What you have to do:
Go through the entries below and collect each line with the string "icon" in it.

Stored data:

────────────────────────────────────────

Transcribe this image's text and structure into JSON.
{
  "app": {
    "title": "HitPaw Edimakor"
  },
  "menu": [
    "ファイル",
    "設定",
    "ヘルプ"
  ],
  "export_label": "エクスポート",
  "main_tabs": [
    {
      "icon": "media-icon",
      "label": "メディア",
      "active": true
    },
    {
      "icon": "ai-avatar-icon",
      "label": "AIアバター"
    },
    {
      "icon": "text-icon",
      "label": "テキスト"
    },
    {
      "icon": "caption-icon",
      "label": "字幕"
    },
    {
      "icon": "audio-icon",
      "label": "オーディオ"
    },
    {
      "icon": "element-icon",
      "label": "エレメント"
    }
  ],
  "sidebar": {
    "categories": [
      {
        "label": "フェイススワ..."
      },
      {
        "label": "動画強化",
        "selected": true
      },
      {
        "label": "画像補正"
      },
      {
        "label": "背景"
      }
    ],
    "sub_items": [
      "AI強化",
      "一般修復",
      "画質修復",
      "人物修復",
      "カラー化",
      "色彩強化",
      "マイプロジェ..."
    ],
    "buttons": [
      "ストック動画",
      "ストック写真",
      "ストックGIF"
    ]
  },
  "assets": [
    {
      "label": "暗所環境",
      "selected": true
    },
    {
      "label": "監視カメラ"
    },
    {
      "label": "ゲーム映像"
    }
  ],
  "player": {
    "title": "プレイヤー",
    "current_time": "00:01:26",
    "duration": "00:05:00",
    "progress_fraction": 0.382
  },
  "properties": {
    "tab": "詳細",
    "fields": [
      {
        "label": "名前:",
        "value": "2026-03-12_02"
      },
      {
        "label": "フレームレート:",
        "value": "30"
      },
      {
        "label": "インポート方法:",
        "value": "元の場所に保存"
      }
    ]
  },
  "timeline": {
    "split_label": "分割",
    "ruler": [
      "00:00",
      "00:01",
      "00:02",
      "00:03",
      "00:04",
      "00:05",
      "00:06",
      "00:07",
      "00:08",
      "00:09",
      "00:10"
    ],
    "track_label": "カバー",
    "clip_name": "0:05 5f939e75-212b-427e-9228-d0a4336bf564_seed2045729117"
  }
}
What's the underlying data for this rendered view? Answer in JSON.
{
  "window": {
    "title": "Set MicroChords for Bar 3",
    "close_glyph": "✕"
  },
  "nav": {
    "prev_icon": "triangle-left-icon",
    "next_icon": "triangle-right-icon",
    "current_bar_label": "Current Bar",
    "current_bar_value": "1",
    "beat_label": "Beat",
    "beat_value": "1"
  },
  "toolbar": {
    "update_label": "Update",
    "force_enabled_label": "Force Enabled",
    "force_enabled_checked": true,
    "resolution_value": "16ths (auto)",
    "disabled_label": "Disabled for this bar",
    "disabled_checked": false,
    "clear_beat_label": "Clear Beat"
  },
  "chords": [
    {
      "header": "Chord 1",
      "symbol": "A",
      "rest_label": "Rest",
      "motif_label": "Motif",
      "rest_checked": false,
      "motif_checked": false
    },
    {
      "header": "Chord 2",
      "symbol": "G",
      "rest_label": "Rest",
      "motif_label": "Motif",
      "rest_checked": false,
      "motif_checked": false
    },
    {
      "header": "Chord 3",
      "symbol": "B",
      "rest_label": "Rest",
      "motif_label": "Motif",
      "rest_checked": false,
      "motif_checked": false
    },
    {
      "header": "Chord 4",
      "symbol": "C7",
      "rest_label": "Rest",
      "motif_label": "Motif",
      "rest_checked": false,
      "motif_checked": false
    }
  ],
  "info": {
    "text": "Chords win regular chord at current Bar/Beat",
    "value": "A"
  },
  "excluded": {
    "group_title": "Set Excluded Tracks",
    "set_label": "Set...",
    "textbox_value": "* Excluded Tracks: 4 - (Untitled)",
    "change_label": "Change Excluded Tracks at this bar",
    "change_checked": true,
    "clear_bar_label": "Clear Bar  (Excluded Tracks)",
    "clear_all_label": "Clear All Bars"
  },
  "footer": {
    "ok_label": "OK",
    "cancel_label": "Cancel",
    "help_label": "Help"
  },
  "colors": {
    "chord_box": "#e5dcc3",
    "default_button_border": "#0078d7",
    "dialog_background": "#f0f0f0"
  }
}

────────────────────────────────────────

Output:
      "icon": "media-icon",
      "icon": "ai-avatar-icon",
      "icon": "text-icon",
      "icon": "caption-icon",
      "icon": "audio-icon",
      "icon": "element-icon",
    "prev_icon": "triangle-left-icon",
    "next_icon": "triangle-right-icon",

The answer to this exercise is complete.